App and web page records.

--

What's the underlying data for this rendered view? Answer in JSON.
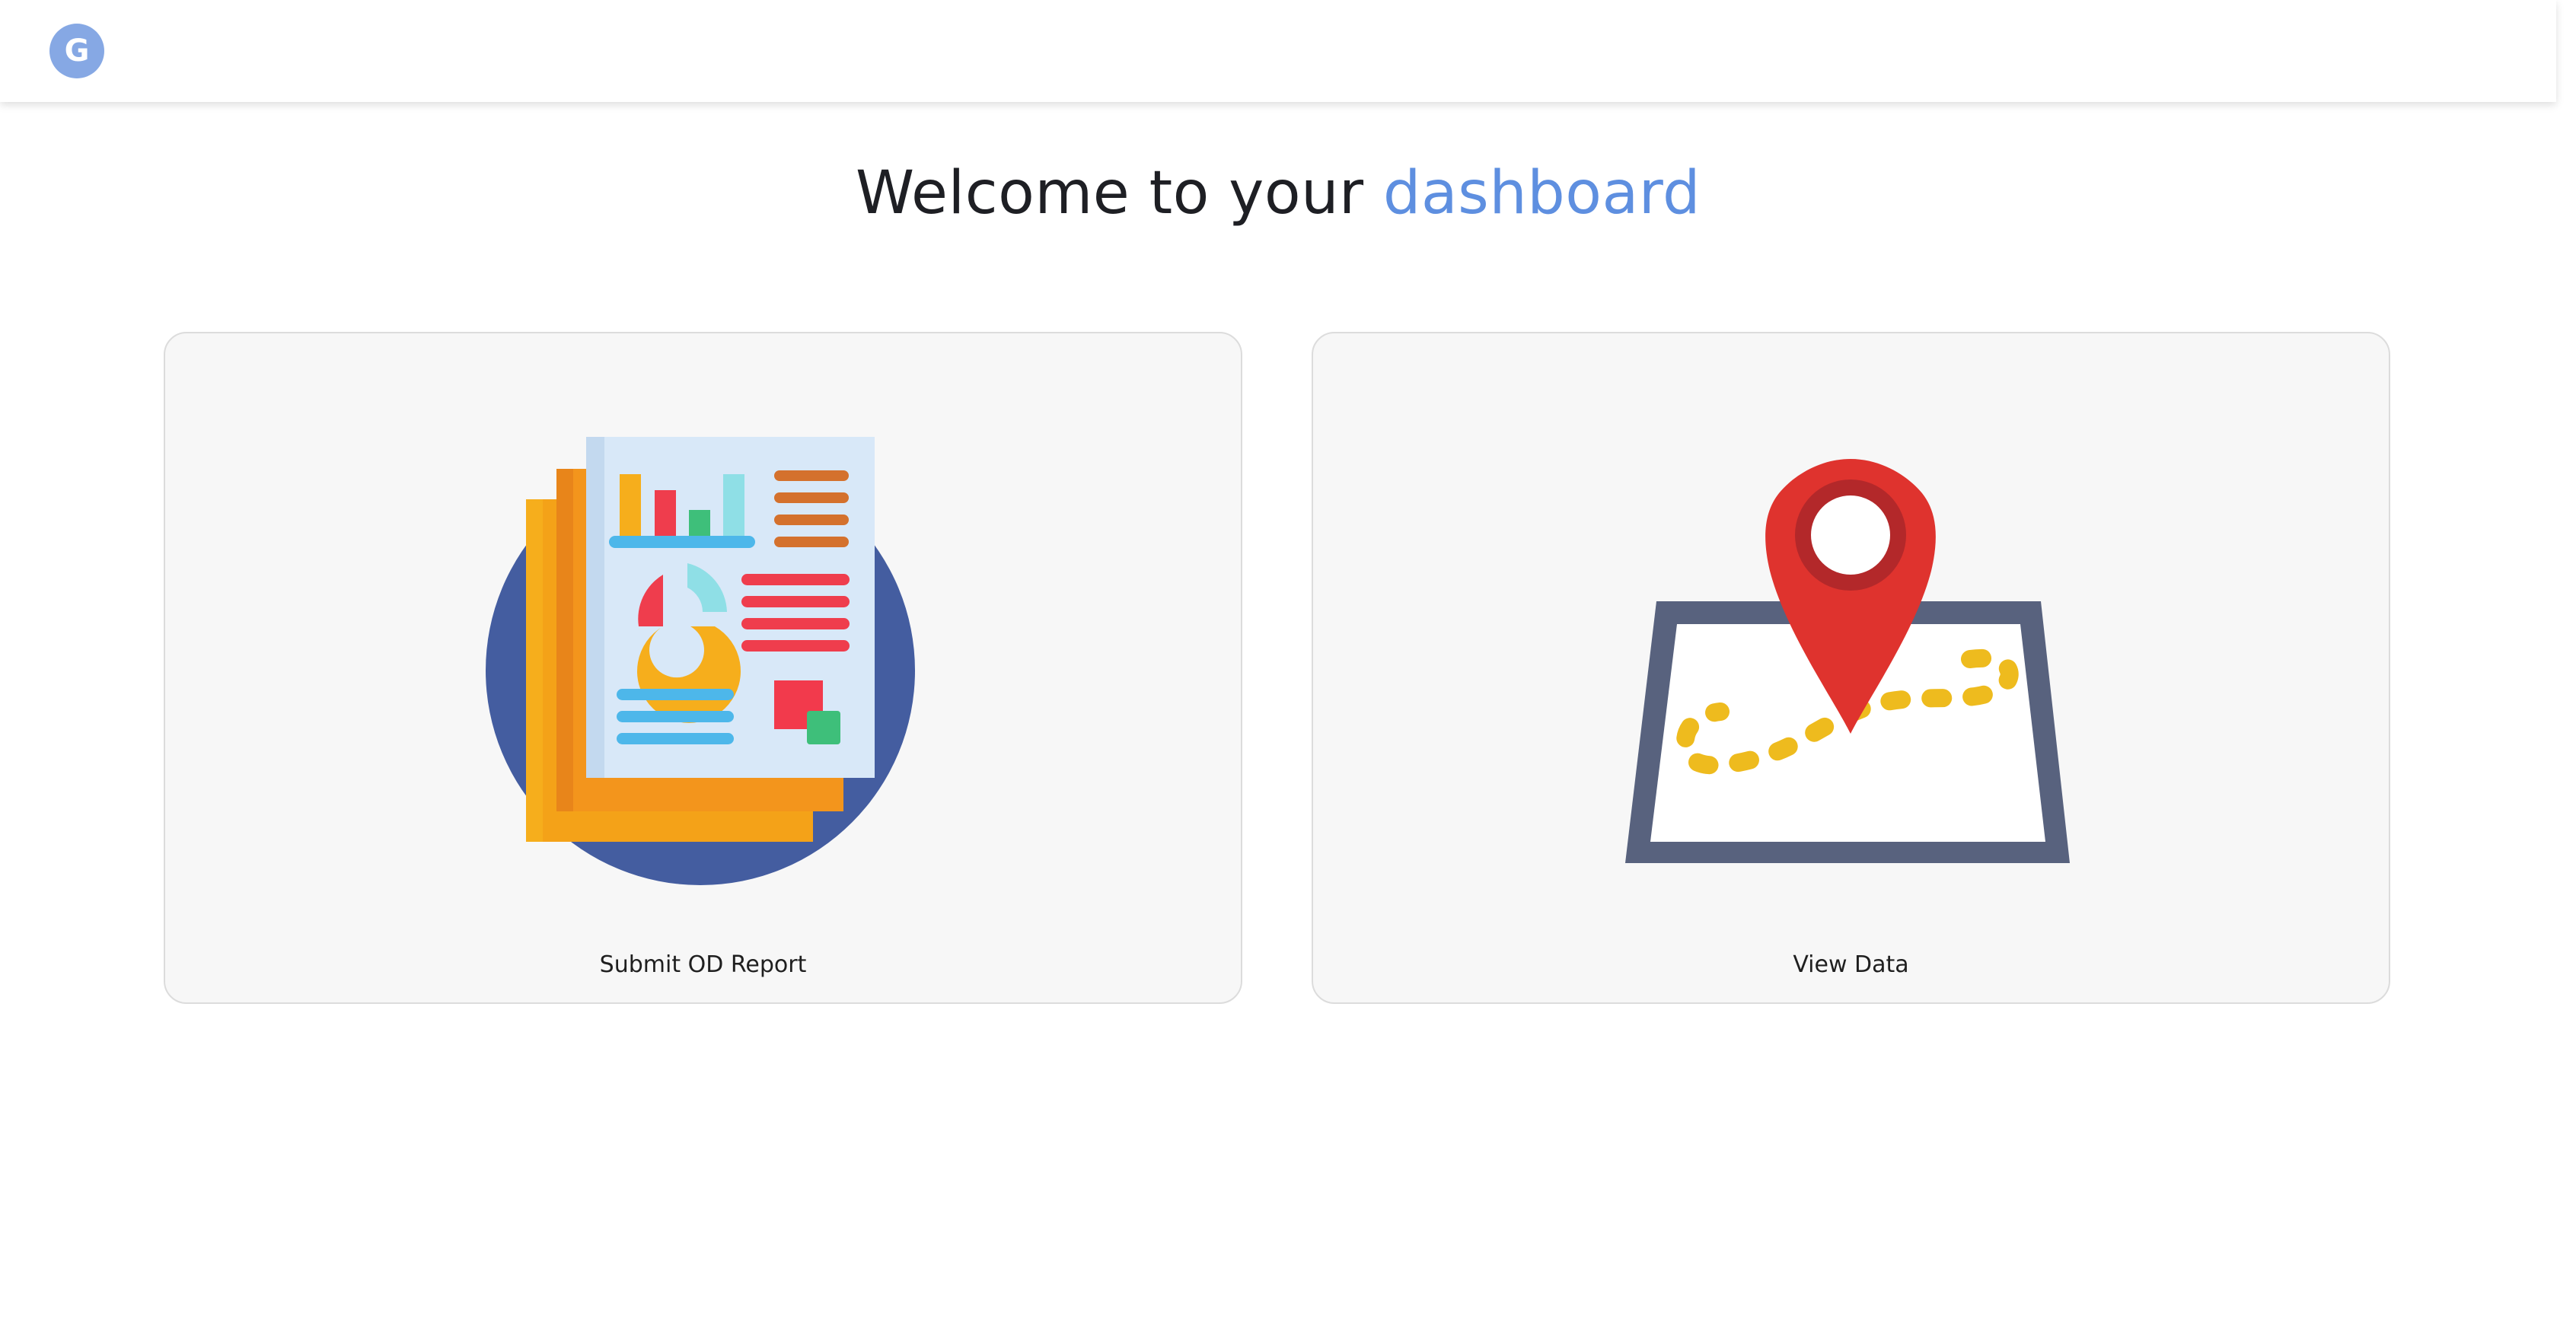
{
  "header": {
    "avatar_letter": "G"
  },
  "welcome": {
    "prefix": "Welcome to your ",
    "highlight": "dashboard"
  },
  "cards": [
    {
      "label": "Submit OD Report",
      "icon": "report-document-icon"
    },
    {
      "label": "View Data",
      "icon": "map-location-pin-icon"
    }
  ],
  "colors": {
    "accent": "#5e8fe0",
    "avatar": "#86a8e4",
    "card_background": "#f7f7f7"
  }
}
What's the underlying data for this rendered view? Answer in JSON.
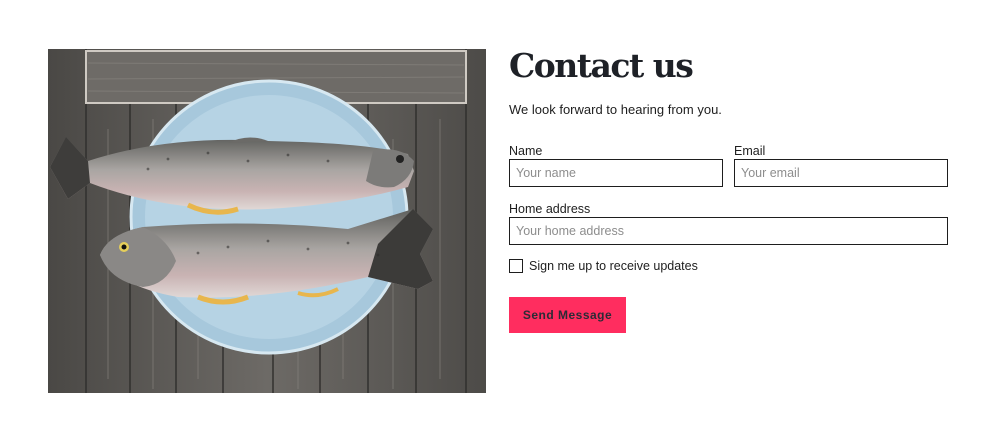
{
  "hero_image": {
    "icon": "fish-on-plate-photo"
  },
  "contact": {
    "title": "Contact us",
    "subtitle": "We look forward to hearing from you.",
    "name_label": "Name",
    "name_placeholder": "Your name",
    "email_label": "Email",
    "email_placeholder": "Your email",
    "address_label": "Home address",
    "address_placeholder": "Your home address",
    "updates_label": "Sign me up to receive updates",
    "updates_checked": false,
    "submit_label": "Send Message"
  },
  "colors": {
    "accent": "#ff2d5f",
    "text": "#1e1e1e",
    "placeholder": "#8d8d8d"
  }
}
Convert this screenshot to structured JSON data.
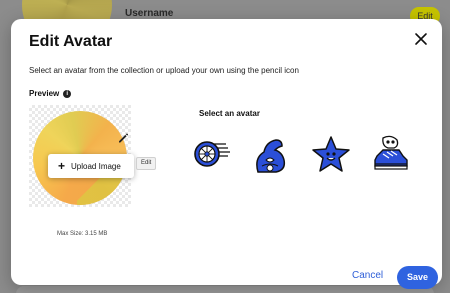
{
  "background": {
    "username_label": "Username",
    "edit_button_label": "Edit"
  },
  "modal": {
    "title": "Edit Avatar",
    "description": "Select an avatar from the collection or upload your own using the pencil icon",
    "preview": {
      "label": "Preview",
      "upload_menu_label": "Upload Image",
      "tooltip": "Edit",
      "max_size": "Max Size: 3.15 MB"
    },
    "avatar_section": {
      "label": "Select an avatar",
      "options": [
        {
          "name": "wheel-avatar-icon"
        },
        {
          "name": "flexed-arm-avatar-icon"
        },
        {
          "name": "star-avatar-icon"
        },
        {
          "name": "skull-sneaker-avatar-icon"
        }
      ]
    },
    "actions": {
      "cancel": "Cancel",
      "save": "Save"
    }
  },
  "colors": {
    "accent": "#2f63e0",
    "avatar_blue": "#2b4fd8",
    "preview_yellow": "#f7c84f",
    "background_edit_button": "#c6c400"
  }
}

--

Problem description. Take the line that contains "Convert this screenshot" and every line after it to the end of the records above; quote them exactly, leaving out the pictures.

Exercise result.
Convert this screenshot to structured JSON data.
{
  "background": {
    "username_label": "Username",
    "edit_button_label": "Edit"
  },
  "modal": {
    "title": "Edit Avatar",
    "description": "Select an avatar from the collection or upload your own using the pencil icon",
    "preview": {
      "label": "Preview",
      "upload_menu_label": "Upload Image",
      "tooltip": "Edit",
      "max_size": "Max Size: 3.15 MB"
    },
    "avatar_section": {
      "label": "Select an avatar",
      "options": [
        {
          "name": "wheel-avatar-icon"
        },
        {
          "name": "flexed-arm-avatar-icon"
        },
        {
          "name": "star-avatar-icon"
        },
        {
          "name": "skull-sneaker-avatar-icon"
        }
      ]
    },
    "actions": {
      "cancel": "Cancel",
      "save": "Save"
    }
  },
  "colors": {
    "accent": "#2f63e0",
    "avatar_blue": "#2b4fd8",
    "preview_yellow": "#f7c84f",
    "background_edit_button": "#c6c400"
  }
}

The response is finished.